Part of the Museum's task is to keep flying examples of some of its historic planes and the Museum has undertaken the painstaking task of  restoring various aircraft to flying condition. Often, restorations were done in conjunction with operational squadrons.

Many of the restored planes are still in the air today, although some were lost because of mishaps over the years - the Avro Shackleton Mk3 #1716 (Pelican 16) was lost to the Saharan Desert after being forced to crash-land there in 1994 after suffering multiple engine failures, the Sikorsky S-55 was extensively damaged during a forced landing at the South African National Museum of Military History in 1995, the Spitfire was extensively damaged in 2000 at AFB Swartkop after crashing following an engine failure and the P-51 Mustang was damaged during an incident at AFB Waterkloof when its undercarriage failed to lower in 2001. 

At present, the museum maintains about 25 airworthy aircraft at AFB Swartkop. These include a couple of Harvards, two Alouette IIs and IIIs each, two Vampires and Kudus, as well as a Canadair Sabre, Piaggio Albatross, Bosbok, Puma, De Havilland Chipmunk and a C-47 Dakota. Many of these planes are flown regularly at the Museum's monthly flying days and the Museum's aircraft participate in various air shows throughout the year. Together with the few planes flying at the satellite branches and the fast jets at AFB Hoedspruit, this is the largest flying fleet of historic aircraft of any state funded Air Force Museum in the world.
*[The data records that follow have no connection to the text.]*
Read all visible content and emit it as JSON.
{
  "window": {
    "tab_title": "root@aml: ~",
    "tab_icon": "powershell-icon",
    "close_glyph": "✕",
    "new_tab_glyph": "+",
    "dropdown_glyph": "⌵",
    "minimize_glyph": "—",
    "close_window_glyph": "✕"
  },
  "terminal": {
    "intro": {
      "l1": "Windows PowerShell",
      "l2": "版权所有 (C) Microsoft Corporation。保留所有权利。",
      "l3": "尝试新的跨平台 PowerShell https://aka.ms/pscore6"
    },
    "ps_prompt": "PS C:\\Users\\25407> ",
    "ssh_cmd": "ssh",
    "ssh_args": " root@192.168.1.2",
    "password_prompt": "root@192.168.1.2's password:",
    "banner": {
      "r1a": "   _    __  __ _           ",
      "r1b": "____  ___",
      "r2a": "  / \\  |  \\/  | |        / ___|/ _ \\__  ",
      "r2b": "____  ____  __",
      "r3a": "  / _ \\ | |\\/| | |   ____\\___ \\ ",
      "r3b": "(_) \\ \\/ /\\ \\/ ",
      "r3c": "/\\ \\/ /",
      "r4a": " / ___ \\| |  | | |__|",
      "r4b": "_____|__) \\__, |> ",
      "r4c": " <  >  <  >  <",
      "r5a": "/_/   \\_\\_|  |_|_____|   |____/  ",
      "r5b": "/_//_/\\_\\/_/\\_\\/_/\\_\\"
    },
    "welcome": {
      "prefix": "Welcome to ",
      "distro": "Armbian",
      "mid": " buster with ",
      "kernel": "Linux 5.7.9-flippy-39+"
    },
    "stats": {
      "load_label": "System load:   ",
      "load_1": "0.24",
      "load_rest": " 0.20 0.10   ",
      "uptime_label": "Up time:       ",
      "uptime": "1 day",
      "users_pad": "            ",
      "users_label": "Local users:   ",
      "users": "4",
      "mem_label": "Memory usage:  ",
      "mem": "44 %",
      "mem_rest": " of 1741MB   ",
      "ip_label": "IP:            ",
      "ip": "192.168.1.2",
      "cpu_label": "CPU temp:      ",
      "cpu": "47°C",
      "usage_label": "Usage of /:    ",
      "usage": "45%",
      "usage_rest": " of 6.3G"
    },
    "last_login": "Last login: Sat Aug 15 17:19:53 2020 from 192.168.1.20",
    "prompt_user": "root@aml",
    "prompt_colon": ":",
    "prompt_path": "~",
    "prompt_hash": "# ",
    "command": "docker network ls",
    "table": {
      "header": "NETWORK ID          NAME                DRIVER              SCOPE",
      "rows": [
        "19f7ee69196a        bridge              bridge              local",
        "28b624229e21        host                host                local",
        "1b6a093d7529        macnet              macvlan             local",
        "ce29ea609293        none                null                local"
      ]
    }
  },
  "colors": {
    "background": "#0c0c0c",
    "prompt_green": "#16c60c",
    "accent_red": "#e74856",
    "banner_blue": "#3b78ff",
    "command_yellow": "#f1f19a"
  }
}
Below is a photographic record of the majority of the Museum's aircraft types.

More information on the Museum, including visiting hours and directions on how to get to the museum, can be found at the Museum' s official website, .


"On Wings of Eagles" by Dave Becker, Walter-RamusTrading Co. SA (Pty) Ltd 1995 

 "SAAF Museum Yearbook 2007", SAAF Museum 2007

"Soaring with Eagles" by Frans Dely, AvPix Publishing 2004

"Squadrons of the South African Air Force and their Aircraft from 1920 - 2005" by Steven McLean, Interpak Books 2005

"The Eagles of Swartkop" by Dave Becker, Freeworld Publications 1996